App and web page records:
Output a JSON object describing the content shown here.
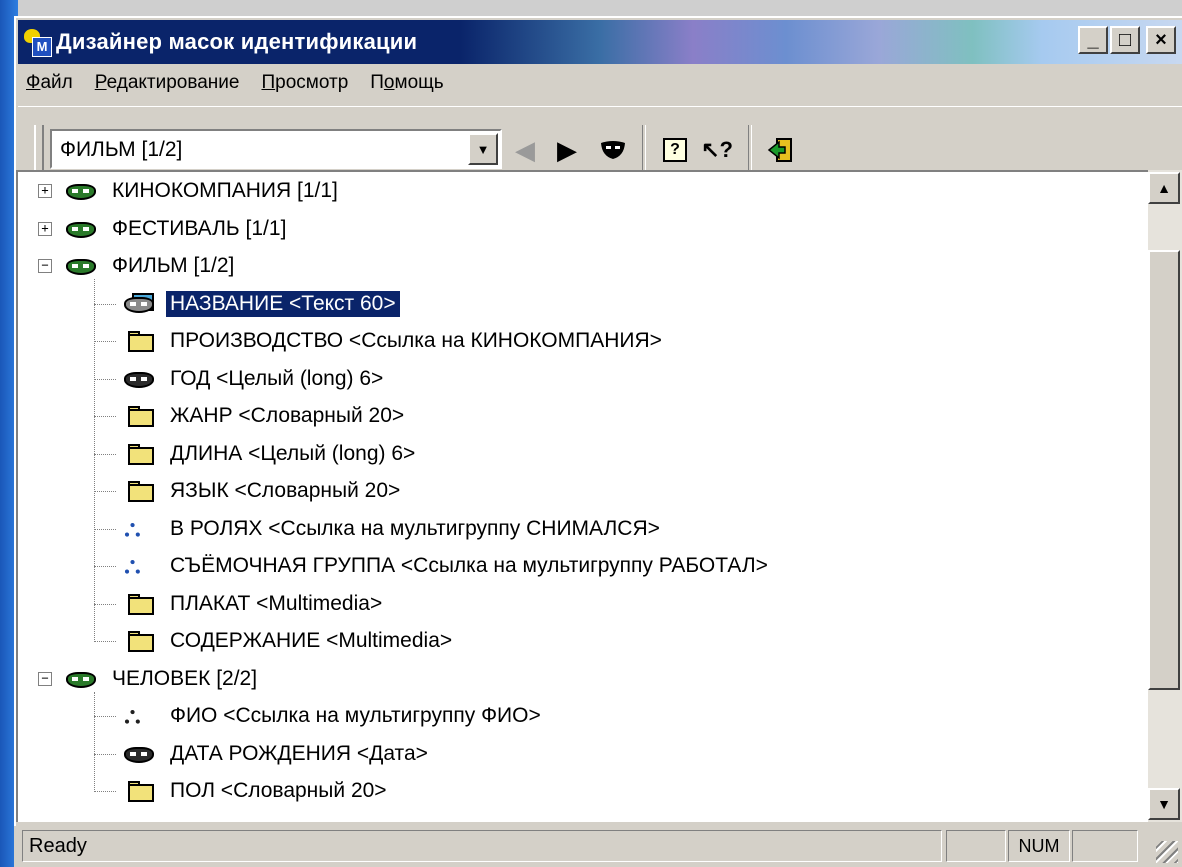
{
  "window": {
    "title": "Дизайнер масок идентификации",
    "controls": {
      "minimize": "_",
      "maximize": "□",
      "close": "×"
    }
  },
  "menu": [
    {
      "pre": "",
      "u": "Ф",
      "post": "айл"
    },
    {
      "pre": "",
      "u": "Р",
      "post": "едактирование"
    },
    {
      "pre": "",
      "u": "П",
      "post": "росмотр"
    },
    {
      "pre": "П",
      "u": "о",
      "post": "мощь"
    }
  ],
  "toolbar": {
    "combo_value": "ФИЛЬМ [1/2]",
    "buttons": {
      "back": "◀",
      "forward": "▶",
      "mask": "mask-icon",
      "help": "?",
      "context_help": "↖?",
      "exit": "exit-icon"
    }
  },
  "tree": {
    "roots": [
      {
        "label": "КИНОКОМПАНИЯ [1/1]",
        "expander": "+",
        "icon": "mask-green"
      },
      {
        "label": "ФЕСТИВАЛЬ [1/1]",
        "expander": "+",
        "icon": "mask-green"
      },
      {
        "label": "ФИЛЬМ [1/2]",
        "expander": "−",
        "icon": "mask-green",
        "children": [
          {
            "label": "НАЗВАНИЕ <Текст 60>",
            "icon": "mask-field",
            "selected": true
          },
          {
            "label": "ПРОИЗВОДСТВО  <Ссылка на КИНОКОМПАНИЯ>",
            "icon": "folder"
          },
          {
            "label": "ГОД <Целый (long) 6>",
            "icon": "mask-dark"
          },
          {
            "label": "ЖАНР  <Словарный 20>",
            "icon": "folder"
          },
          {
            "label": "ДЛИНА <Целый (long) 6>",
            "icon": "folder"
          },
          {
            "label": "ЯЗЫК  <Словарный 20>",
            "icon": "folder"
          },
          {
            "label": "В РОЛЯХ  <Ссылка на мультигруппу СНИМАЛСЯ>",
            "icon": "multigroup"
          },
          {
            "label": "СЪЁМОЧНАЯ ГРУППА  <Ссылка на мультигруппу РАБОТАЛ>",
            "icon": "multigroup"
          },
          {
            "label": "ПЛАКАТ <Multimedia>",
            "icon": "folder"
          },
          {
            "label": "СОДЕРЖАНИЕ <Multimedia>",
            "icon": "folder"
          }
        ]
      },
      {
        "label": "ЧЕЛОВЕК [2/2]",
        "expander": "−",
        "icon": "mask-green",
        "children": [
          {
            "label": "ФИО  <Ссылка на мультигруппу ФИО>",
            "icon": "multigroup-dark"
          },
          {
            "label": "ДАТА РОЖДЕНИЯ <Дата>",
            "icon": "mask-dark"
          },
          {
            "label": "ПОЛ  <Словарный 20>",
            "icon": "folder"
          }
        ]
      }
    ]
  },
  "status": {
    "text": "Ready",
    "num": "NUM"
  },
  "colors": {
    "selection": "#0a246a",
    "title_start": "#0a246a",
    "face": "#d4d0c8"
  }
}
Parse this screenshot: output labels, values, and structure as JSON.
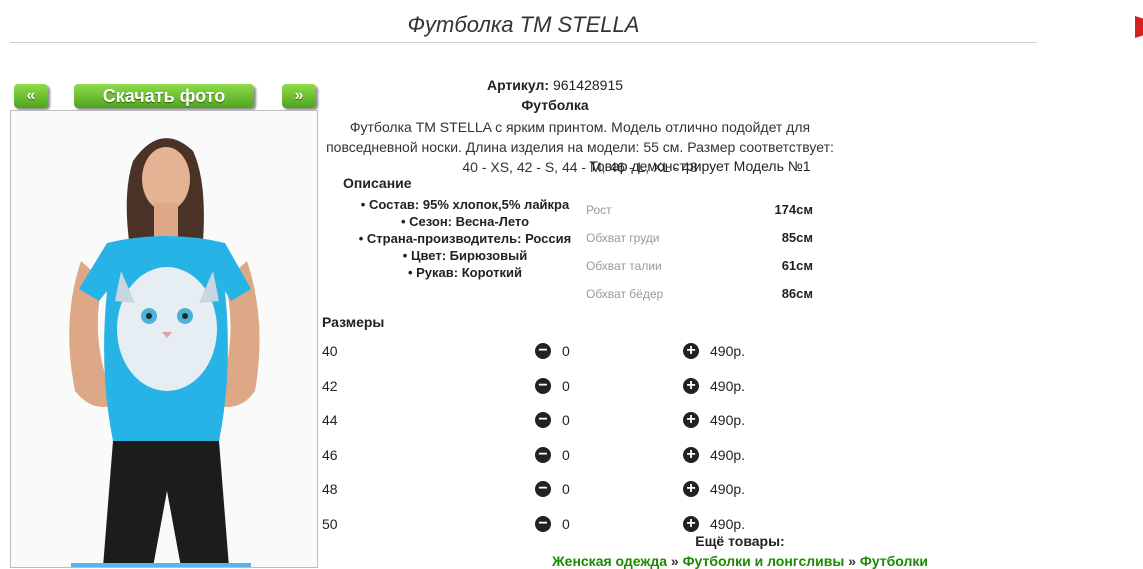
{
  "page_title": "Футболка TM STELLA",
  "nav": {
    "prev_label": "«",
    "download_label": "Скачать фото",
    "next_label": "»"
  },
  "product": {
    "article_label": "Артикул:",
    "article_value": "961428915",
    "type": "Футболка",
    "description": "Футболка TM STELLA с ярким принтом. Модель отлично подойдет для повседневной носки. Длина изделия на модели: 55 см. Размер соответствует: 40 - XS, 42 - S, 44 - M, 46 - L, XL - 48",
    "model_note": "Товар демонстрирует Модель №1"
  },
  "description_block": {
    "heading": "Описание",
    "items": [
      "Состав: 95% хлопок,5% лайкра",
      "Сезон: Весна-Лето",
      "Страна-производитель: Россия",
      "Цвет: Бирюзовый",
      "Рукав: Короткий"
    ]
  },
  "measurements": [
    {
      "label": "Рост",
      "value": "174см"
    },
    {
      "label": "Обхват груди",
      "value": "85см"
    },
    {
      "label": "Обхват талии",
      "value": "61см"
    },
    {
      "label": "Обхват бёдер",
      "value": "86см"
    }
  ],
  "sizes": {
    "heading": "Размеры",
    "rows": [
      {
        "size": "40",
        "qty": "0",
        "price": "490р."
      },
      {
        "size": "42",
        "qty": "0",
        "price": "490р."
      },
      {
        "size": "44",
        "qty": "0",
        "price": "490р."
      },
      {
        "size": "46",
        "qty": "0",
        "price": "490р."
      },
      {
        "size": "48",
        "qty": "0",
        "price": "490р."
      },
      {
        "size": "50",
        "qty": "0",
        "price": "490р."
      }
    ]
  },
  "more_products": {
    "label": "Ещё товары:",
    "links": [
      "Женская одежда",
      "Футболки и лонгсливы",
      "Футболки"
    ],
    "separator": "»"
  },
  "icons": {
    "minus": "minus-circle-icon",
    "plus": "plus-circle-icon"
  },
  "colors": {
    "button_green": "#5cb82a",
    "link_green": "#1a8a00",
    "shirt_turquoise": "#27b3e6"
  }
}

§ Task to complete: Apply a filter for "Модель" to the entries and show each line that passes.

§ Answer section:
    "description": "Футболка TM STELLA с ярким принтом. Модель отлично подойдет для повседневной носки. Длина изделия на модели: 55 см. Размер соответствует: 40 - XS, 42 - S, 44 - M, 46 - L, XL - 48",
    "model_note": "Товар демонстрирует Модель №1"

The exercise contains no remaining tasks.